[What to do]: Which of the lines below mention the word "Container"? Pull each one out.

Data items
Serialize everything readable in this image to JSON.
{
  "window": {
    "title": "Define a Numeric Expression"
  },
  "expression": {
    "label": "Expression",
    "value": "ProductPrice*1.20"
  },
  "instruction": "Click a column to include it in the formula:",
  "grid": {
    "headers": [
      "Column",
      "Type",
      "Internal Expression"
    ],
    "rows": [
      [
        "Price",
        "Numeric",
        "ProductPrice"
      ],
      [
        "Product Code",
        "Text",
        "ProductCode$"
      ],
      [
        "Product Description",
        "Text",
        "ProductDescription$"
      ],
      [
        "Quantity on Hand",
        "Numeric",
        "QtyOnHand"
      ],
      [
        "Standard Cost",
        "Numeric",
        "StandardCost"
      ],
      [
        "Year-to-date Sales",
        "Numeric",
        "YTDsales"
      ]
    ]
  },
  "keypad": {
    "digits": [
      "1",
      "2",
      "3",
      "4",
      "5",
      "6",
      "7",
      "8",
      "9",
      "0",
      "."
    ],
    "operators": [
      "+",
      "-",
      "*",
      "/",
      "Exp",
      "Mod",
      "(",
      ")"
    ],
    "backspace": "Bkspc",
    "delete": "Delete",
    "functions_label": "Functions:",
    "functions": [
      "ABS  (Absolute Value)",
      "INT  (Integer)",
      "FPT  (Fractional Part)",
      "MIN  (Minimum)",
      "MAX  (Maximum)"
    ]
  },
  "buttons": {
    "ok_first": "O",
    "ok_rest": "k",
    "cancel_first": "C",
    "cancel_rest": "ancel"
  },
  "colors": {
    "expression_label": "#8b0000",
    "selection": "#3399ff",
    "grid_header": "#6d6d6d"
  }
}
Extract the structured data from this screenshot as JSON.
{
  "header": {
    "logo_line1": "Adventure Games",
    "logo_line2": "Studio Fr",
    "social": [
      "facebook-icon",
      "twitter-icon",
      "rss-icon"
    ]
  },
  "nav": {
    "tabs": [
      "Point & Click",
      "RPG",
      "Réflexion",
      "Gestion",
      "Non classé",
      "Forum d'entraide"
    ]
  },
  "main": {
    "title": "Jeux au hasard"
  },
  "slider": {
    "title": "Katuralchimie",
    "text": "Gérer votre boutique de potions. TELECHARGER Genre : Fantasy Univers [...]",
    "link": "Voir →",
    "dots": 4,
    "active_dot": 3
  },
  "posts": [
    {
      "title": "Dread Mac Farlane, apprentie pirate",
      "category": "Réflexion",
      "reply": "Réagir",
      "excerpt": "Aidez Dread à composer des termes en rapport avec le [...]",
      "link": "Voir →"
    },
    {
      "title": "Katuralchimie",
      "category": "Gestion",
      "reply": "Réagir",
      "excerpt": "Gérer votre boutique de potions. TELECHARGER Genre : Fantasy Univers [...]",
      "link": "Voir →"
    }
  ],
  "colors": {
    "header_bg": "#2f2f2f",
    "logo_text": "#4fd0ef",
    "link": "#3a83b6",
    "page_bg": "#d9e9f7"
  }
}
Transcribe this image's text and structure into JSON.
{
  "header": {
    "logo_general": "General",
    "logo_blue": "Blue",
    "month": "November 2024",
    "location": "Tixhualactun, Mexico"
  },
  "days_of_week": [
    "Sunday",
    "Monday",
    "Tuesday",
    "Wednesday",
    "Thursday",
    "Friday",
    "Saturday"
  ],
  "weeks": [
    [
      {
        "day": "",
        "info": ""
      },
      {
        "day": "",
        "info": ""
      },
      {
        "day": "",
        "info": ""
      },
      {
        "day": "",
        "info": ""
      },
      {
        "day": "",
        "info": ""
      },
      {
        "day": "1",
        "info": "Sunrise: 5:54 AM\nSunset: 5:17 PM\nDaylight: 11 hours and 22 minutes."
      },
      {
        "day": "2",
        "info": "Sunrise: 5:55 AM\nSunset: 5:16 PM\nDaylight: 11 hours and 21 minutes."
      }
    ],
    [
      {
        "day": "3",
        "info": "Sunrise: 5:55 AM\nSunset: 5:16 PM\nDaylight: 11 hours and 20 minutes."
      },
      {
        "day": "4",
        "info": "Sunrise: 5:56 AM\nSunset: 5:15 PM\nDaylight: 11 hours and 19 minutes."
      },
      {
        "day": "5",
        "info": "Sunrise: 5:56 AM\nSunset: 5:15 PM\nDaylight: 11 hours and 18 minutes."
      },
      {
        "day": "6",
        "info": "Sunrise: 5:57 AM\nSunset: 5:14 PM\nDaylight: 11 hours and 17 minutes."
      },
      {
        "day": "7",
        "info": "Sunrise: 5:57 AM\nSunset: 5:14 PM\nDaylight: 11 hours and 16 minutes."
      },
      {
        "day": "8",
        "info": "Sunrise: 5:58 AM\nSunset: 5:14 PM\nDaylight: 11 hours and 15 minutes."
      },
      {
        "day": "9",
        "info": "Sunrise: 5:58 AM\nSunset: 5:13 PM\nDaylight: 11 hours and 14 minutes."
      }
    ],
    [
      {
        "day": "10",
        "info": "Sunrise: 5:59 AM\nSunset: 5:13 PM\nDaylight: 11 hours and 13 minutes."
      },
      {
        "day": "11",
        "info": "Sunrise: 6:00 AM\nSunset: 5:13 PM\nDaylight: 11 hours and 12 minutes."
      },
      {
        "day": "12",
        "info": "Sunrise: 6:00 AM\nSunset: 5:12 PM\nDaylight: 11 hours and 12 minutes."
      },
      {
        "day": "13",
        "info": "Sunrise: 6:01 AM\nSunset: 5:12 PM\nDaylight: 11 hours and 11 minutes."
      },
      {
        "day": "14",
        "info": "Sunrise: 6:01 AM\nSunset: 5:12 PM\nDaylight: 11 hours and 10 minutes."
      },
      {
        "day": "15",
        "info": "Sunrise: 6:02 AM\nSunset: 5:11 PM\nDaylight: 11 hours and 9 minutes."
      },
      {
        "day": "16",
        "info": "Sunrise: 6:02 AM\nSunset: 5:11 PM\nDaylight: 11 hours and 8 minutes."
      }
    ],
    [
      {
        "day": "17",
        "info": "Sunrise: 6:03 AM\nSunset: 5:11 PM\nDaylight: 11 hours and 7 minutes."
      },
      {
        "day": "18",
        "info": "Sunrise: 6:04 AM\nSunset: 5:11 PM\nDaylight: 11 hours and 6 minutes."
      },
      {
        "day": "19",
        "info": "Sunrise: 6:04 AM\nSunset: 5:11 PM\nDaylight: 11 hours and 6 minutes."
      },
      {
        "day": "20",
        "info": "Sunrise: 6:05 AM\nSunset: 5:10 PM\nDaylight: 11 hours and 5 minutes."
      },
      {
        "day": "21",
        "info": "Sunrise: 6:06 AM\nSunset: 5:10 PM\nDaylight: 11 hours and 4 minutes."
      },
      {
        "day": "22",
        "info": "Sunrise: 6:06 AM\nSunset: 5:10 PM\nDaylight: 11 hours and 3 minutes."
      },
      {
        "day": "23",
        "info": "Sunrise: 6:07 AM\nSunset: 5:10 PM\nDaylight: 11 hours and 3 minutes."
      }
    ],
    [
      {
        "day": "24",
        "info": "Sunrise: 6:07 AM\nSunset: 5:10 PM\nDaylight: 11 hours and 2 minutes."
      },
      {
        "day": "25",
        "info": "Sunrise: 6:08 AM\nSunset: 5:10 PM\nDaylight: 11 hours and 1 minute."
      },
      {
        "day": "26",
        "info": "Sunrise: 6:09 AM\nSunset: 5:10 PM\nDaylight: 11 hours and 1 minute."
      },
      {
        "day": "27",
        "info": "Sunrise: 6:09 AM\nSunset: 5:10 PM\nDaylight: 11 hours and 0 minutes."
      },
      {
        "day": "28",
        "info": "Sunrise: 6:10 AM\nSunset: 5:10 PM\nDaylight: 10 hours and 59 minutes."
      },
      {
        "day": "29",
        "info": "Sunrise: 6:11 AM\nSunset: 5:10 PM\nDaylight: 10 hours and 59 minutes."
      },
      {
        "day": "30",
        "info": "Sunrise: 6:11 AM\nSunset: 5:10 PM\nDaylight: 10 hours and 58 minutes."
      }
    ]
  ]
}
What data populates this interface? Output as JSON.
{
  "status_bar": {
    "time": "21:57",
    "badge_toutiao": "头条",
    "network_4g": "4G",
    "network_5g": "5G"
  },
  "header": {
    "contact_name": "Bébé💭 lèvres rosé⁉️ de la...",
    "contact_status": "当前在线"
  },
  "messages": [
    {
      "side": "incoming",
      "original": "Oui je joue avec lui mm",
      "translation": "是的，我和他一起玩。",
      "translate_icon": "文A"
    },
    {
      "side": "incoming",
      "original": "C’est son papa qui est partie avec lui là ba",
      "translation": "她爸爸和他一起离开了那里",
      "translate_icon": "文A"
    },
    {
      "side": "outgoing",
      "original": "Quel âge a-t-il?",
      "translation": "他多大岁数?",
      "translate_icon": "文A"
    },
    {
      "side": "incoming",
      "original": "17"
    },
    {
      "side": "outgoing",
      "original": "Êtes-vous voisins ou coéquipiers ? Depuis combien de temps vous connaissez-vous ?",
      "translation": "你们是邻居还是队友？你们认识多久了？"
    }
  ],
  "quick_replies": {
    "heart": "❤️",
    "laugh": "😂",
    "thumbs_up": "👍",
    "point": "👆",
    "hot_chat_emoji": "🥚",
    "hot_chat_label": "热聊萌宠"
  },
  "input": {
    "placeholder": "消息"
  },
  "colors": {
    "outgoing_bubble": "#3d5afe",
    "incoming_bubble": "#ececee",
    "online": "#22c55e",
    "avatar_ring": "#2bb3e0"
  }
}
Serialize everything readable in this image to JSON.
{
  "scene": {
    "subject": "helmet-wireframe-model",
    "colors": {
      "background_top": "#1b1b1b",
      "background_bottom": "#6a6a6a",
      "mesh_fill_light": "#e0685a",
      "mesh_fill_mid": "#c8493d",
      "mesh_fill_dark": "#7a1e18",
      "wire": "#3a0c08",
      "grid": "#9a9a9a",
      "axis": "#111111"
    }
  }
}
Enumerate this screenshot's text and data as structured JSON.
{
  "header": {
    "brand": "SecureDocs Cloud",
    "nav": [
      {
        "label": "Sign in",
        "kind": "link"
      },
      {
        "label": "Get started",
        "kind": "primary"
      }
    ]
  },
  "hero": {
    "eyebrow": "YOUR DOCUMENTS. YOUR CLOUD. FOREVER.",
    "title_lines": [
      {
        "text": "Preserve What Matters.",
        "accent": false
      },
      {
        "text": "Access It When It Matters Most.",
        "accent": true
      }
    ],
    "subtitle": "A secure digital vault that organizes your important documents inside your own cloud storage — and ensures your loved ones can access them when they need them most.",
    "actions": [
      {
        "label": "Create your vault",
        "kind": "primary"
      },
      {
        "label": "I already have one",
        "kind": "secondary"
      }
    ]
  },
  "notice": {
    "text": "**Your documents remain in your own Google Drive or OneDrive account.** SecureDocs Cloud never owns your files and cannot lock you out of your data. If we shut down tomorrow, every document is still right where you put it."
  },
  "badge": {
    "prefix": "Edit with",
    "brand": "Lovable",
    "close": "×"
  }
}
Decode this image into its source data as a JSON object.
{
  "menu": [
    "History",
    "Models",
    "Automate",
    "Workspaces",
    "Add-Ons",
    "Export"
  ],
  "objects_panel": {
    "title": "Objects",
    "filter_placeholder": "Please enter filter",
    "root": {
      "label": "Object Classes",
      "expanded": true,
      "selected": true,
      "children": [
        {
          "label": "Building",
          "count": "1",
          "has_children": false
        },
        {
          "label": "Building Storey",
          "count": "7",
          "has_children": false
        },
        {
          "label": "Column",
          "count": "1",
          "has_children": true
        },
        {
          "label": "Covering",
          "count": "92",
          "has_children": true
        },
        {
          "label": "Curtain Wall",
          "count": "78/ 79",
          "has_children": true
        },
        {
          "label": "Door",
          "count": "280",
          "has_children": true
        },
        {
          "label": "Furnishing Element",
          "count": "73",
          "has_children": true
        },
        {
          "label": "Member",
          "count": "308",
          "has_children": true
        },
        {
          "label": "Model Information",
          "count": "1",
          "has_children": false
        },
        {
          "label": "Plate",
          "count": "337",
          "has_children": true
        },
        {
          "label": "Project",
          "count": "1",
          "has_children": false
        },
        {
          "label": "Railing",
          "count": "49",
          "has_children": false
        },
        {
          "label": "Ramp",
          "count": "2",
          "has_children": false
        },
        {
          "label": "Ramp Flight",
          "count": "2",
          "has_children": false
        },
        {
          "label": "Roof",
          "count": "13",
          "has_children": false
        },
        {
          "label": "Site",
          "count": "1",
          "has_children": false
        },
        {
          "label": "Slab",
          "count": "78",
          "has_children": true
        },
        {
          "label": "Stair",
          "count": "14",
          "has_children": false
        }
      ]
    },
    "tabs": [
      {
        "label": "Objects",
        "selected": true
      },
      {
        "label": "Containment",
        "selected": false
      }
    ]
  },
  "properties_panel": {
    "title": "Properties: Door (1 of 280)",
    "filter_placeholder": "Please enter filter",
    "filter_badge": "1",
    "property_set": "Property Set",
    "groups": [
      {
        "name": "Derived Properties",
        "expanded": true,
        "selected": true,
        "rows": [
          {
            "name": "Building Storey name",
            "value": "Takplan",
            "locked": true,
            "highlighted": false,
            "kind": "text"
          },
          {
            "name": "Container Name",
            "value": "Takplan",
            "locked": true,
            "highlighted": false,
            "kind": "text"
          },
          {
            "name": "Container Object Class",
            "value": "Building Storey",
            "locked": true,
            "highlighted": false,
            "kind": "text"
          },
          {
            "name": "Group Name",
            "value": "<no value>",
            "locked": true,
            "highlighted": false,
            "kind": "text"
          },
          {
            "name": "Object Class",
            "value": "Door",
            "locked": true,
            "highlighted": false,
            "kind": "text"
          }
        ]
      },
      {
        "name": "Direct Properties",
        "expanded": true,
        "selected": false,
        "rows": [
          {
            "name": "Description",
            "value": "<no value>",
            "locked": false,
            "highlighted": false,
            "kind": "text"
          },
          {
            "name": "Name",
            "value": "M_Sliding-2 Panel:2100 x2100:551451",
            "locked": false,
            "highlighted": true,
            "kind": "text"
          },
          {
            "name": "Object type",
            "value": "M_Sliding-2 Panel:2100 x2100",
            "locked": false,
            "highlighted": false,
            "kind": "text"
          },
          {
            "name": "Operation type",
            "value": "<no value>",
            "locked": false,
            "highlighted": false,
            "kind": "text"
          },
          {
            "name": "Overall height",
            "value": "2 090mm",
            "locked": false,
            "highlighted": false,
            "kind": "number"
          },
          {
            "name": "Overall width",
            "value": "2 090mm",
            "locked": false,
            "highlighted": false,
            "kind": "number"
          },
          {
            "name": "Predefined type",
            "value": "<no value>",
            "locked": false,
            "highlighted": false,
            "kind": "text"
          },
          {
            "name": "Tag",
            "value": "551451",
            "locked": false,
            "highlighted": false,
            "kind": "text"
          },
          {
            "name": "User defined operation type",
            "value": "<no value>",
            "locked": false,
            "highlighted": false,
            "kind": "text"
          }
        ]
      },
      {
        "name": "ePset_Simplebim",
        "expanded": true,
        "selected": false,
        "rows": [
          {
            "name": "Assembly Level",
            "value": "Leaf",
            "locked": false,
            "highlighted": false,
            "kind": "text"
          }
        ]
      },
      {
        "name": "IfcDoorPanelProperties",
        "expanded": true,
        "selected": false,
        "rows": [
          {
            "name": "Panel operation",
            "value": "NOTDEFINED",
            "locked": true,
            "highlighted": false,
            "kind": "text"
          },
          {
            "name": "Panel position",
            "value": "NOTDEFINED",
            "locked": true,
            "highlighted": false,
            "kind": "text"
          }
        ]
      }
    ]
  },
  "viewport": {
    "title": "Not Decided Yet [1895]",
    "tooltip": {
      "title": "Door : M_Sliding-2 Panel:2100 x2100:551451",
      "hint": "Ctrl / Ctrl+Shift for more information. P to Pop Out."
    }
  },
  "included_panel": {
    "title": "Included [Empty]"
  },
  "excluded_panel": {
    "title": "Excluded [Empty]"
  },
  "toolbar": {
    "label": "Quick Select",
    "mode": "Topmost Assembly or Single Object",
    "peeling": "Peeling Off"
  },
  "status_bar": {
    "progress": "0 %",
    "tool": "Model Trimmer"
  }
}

[Answer for this exercise]:
            "name": "Container Name",
            "name": "Container Object Class",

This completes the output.